Some people say oysters are the hardest, probably because they aren’t all the same shape, and they all have their own unique twists and turns and curves. You have to wear a glove so you don’t cut your hand on the sharp edges of the oyster. Sometimes the amount of pressure you put on the tip of the knife to “crack the seal” can be enough to break the shell and your hand can jam into a sharp broken shell and that’s how you cut yourself if you’re not careful.

There are several ways to open an oyster. You can enter from the side; you have to look at the natural folds on the side of the oyster and this takes some practice, and then you put the tip of your knife in the “sweet spot” that you’ve found to crack the seal. You can do this with just the tip of the knife. Oyster knives are long, dull, and very firm with no flexibility to the blade, where a clam knife is sharp and offers more flexibility so you can bow it inside the clam so you don’t sever the meat. I wish I could give you a visual explanation of this: I’m afraid some seasoned shuckers are going to laugh at these descriptions. The other technique where you pop the hinge at the point (which I’d call the bottom) of the oyster. Either way, once you break the seal you can shimmy your knife in there and detach the muscle first from the top shell, and then slide the knife under the oyster to detach the rest of the muscle from the bottom shell so the whole oyster slides off smoothly and intact. You also have to keep an eye out for shell bits that break off during opening and scoot them out of there so someone doesn’t get a bite of crunchy shell and get totally turned off from raw shellfish. (I even lose my appetite when crunching into a little piece of clam shell while eating a white clam sauce).

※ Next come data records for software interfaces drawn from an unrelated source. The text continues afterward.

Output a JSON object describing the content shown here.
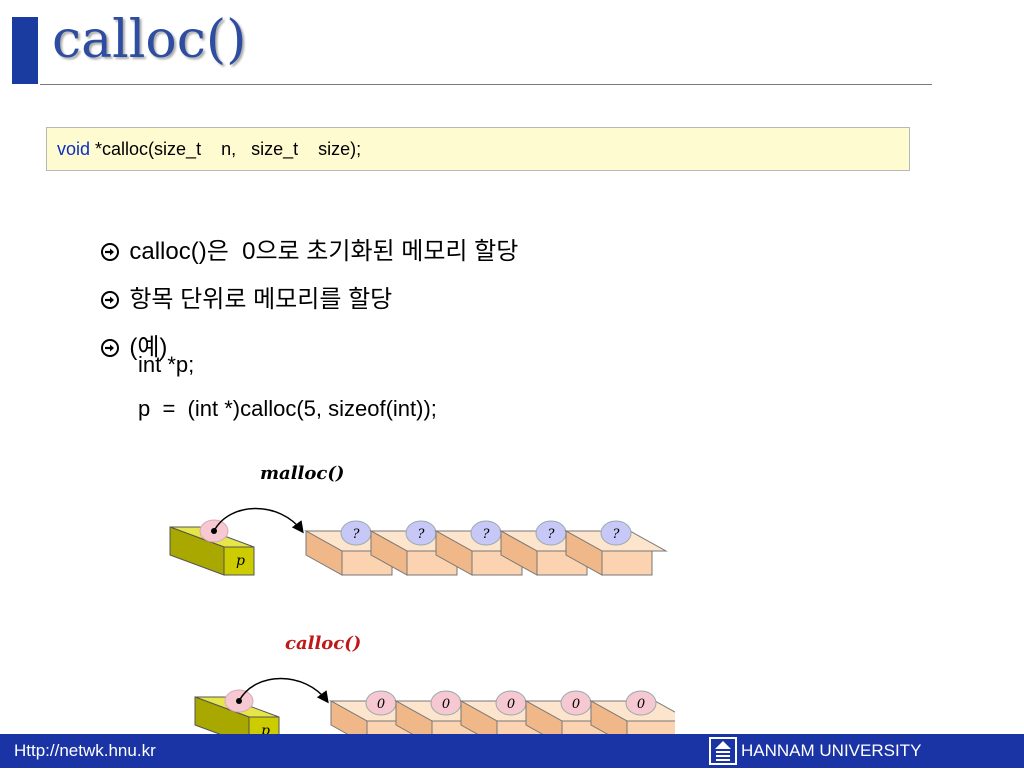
{
  "slide": {
    "title": "calloc()"
  },
  "prototype": {
    "keyword": "void",
    "signature": " *calloc(size_t    n,   size_t    size);"
  },
  "bullets": [
    "calloc()은  0으로 초기화된 메모리 할당",
    "항목 단위로 메모리를 할당",
    "(예)"
  ],
  "code": [
    "int *p;",
    "p  =  (int *)calloc(5, sizeof(int));"
  ],
  "diagram": {
    "malloc_label": "malloc()",
    "calloc_label": "calloc()",
    "pointer_label": "p",
    "malloc_cells": [
      "?",
      "?",
      "?",
      "?",
      "?"
    ],
    "calloc_cells": [
      "0",
      "0",
      "0",
      "0",
      "0"
    ]
  },
  "footer": {
    "link": "Http://netwk.hnu.kr",
    "university": "HANNAM  UNIVERSITY"
  },
  "colors": {
    "accent": "#1a3ca0",
    "footer": "#1a34a6",
    "pointer_box": "#cccc00",
    "memory_cell": "#fcd3b0",
    "malloc_bubble": "#c8c8f8",
    "calloc_bubble": "#f6c8d2"
  }
}
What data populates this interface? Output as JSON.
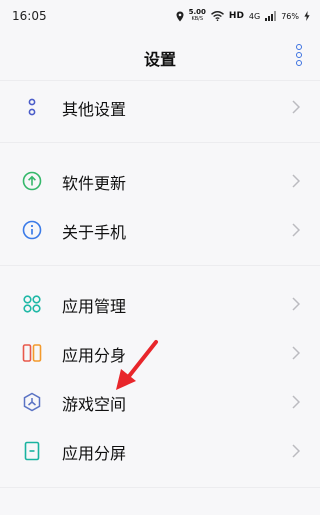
{
  "status_bar": {
    "time": "16:05",
    "net_speed_value": "5.00",
    "net_speed_unit": "KB/S",
    "hd": "HD",
    "signal": "4G",
    "battery": "76%"
  },
  "header": {
    "title": "设置"
  },
  "menu": {
    "other_settings": "其他设置",
    "software_update": "软件更新",
    "about_phone": "关于手机",
    "app_management": "应用管理",
    "app_clone": "应用分身",
    "game_space": "游戏空间",
    "split_screen": "应用分屏"
  },
  "icons": {
    "other_settings": "dots-vertical-icon",
    "software_update": "update-arrow-icon",
    "about_phone": "info-icon",
    "app_management": "app-grid-icon",
    "app_clone": "app-clone-icon",
    "game_space": "game-space-icon",
    "split_screen": "split-screen-icon",
    "chevron": "chevron-right-icon"
  },
  "colors": {
    "accent_blue": "#3d72e0",
    "update_green": "#35b86b",
    "info_blue": "#3b7be8",
    "grid_teal": "#1fb8a6",
    "clone_orange": "#f39a2c",
    "clone_red": "#e8584b",
    "game_blue": "#5a73c4",
    "split_teal": "#19b3a0",
    "annotation_red": "#e8262b"
  }
}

Any shellfish will be much, much easier to open if they’ve been iced for at least 30 minutes prior to stating opening them. The colder the better. Fridge temperature just makes twice as much work. When I find an oyster I can’t open easily, I either let my ego take over and destroy myself trying to open it (and usually win)… or I set it aside to a place on the raw bar where it can sit in ice a little longer and I try again later.

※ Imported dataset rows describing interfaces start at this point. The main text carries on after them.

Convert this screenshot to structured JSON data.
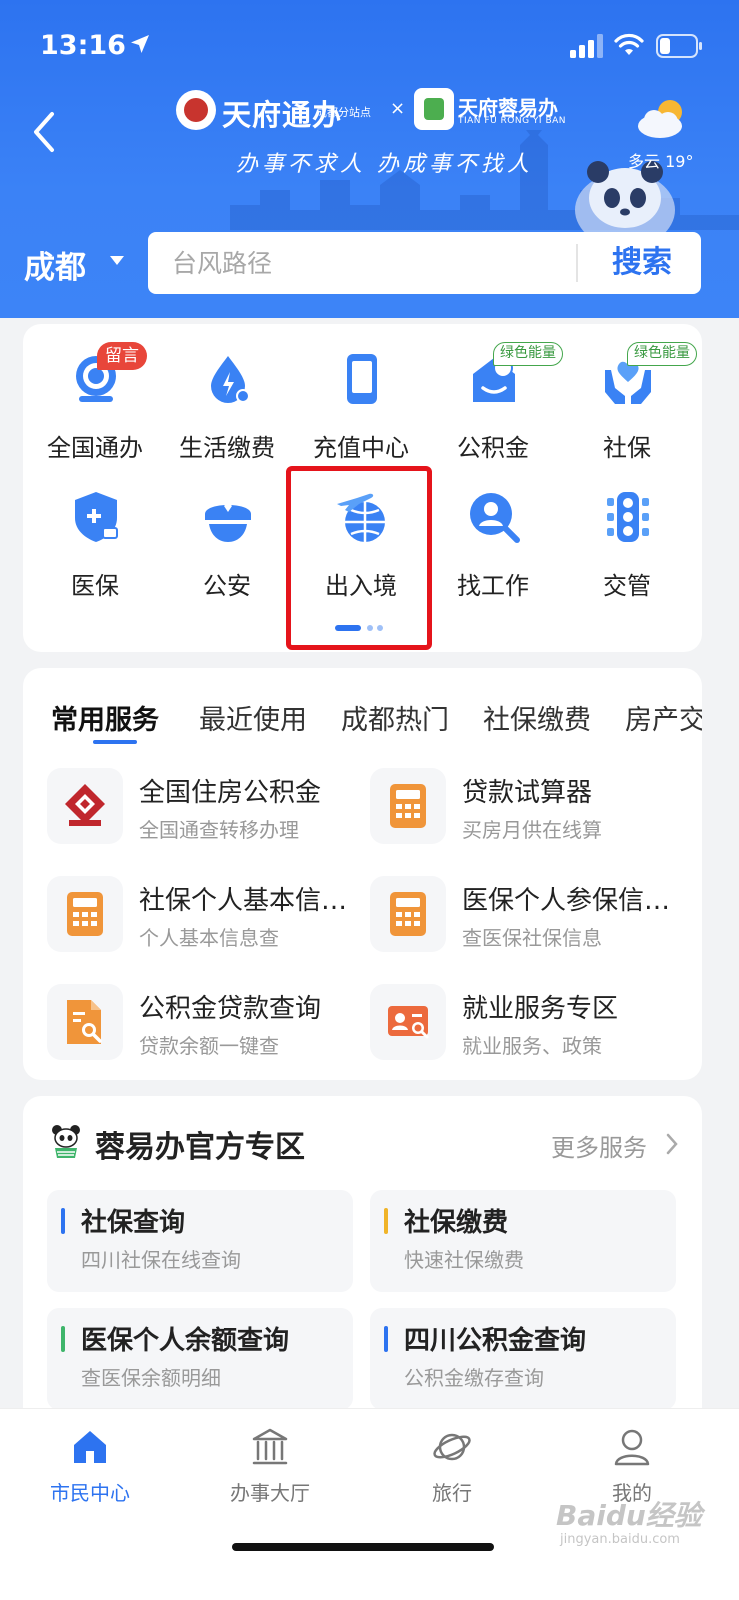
{
  "status_bar": {
    "time": "13:16"
  },
  "header": {
    "brand1_name": "天府通办",
    "brand1_sub": "成都分站点",
    "separator": "×",
    "brand2_name": "天府蓉易办",
    "brand2_sub": "TIAN FU RONG YI BAN",
    "slogan": "办事不求人 办成事不找人",
    "weather": "多云 19°",
    "city": "成都",
    "search_placeholder": "台风路径",
    "search_button": "搜索"
  },
  "grid": {
    "items": [
      {
        "label": "全国通办",
        "icon": "globe-service-icon",
        "badge": "留言"
      },
      {
        "label": "生活缴费",
        "icon": "utility-drop-icon"
      },
      {
        "label": "充值中心",
        "icon": "phone-recharge-icon"
      },
      {
        "label": "公积金",
        "icon": "housing-fund-icon",
        "badge": "绿色能量"
      },
      {
        "label": "社保",
        "icon": "social-security-hands-icon",
        "badge": "绿色能量"
      },
      {
        "label": "医保",
        "icon": "medical-shield-icon"
      },
      {
        "label": "公安",
        "icon": "police-cap-icon"
      },
      {
        "label": "出入境",
        "icon": "airplane-globe-icon"
      },
      {
        "label": "找工作",
        "icon": "job-search-icon"
      },
      {
        "label": "交管",
        "icon": "traffic-light-icon"
      }
    ]
  },
  "services": {
    "tabs": [
      "常用服务",
      "最近使用",
      "成都热门",
      "社保缴费",
      "房产交易"
    ],
    "items": [
      {
        "title": "全国住房公积金",
        "sub": "全国通查转移办理",
        "icon": "housing-fund-logo-icon"
      },
      {
        "title": "贷款试算器",
        "sub": "买房月供在线算",
        "icon": "calculator-icon"
      },
      {
        "title": "社保个人基本信息查询",
        "sub": "个人基本信息查",
        "icon": "calculator-icon"
      },
      {
        "title": "医保个人参保信息查询",
        "sub": "查医保社保信息",
        "icon": "calculator-icon"
      },
      {
        "title": "公积金贷款查询",
        "sub": "贷款余额一键查",
        "icon": "document-search-icon"
      },
      {
        "title": "就业服务专区",
        "sub": "就业服务、政策",
        "icon": "id-card-search-icon"
      }
    ]
  },
  "official": {
    "title": "蓉易办官方专区",
    "more": "更多服务",
    "tiles": [
      {
        "title": "社保查询",
        "sub": "四川社保在线查询",
        "accent": "#2d73f0"
      },
      {
        "title": "社保缴费",
        "sub": "快速社保缴费",
        "accent": "#f0b429"
      },
      {
        "title": "医保个人余额查询",
        "sub": "查医保余额明细",
        "accent": "#3fb56b"
      },
      {
        "title": "四川公积金查询",
        "sub": "公积金缴存查询",
        "accent": "#2d73f0"
      }
    ]
  },
  "tabbar": {
    "items": [
      {
        "label": "市民中心",
        "icon": "home-icon",
        "active": true
      },
      {
        "label": "办事大厅",
        "icon": "government-hall-icon"
      },
      {
        "label": "旅行",
        "icon": "planet-travel-icon"
      },
      {
        "label": "我的",
        "icon": "user-profile-icon"
      }
    ]
  },
  "watermark": {
    "main": "Baidu经验",
    "sub": "jingyan.baidu.com"
  },
  "colors": {
    "primary": "#2d73f0",
    "highlight": "#e5141b",
    "badge_red": "#e8463a",
    "badge_green": "#44a64c",
    "icon_orange": "#f0953a"
  }
}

People definitely eat raw scallops! Our bay scallops are so sweet, “they taste like candy.” I have heard these words uttered so many times by my grandmother and others.

Only once or twice have I had a raw bar customer who requested raw bay scallops at their bar. Part of that might be because the raw bar season and the bay scallop season don’t have much overlap (raw bar season = wedding season, basically). But it is done, and they look gorgeous laid out next to oysters and littlenecks.

Champions? The Larsen sisters [Christine and Betsy]! They both make it look easy. Too easy. Deceptively easy. They can probably shuck with one hand tied behind their backs (lol).

Aretha Witham Brown is a shucker with Vineyard Sound Raw Bars, a full-time dispatcher for ABC Disposal, and mother to 4-year-old Fiona. She lives in Chilmark.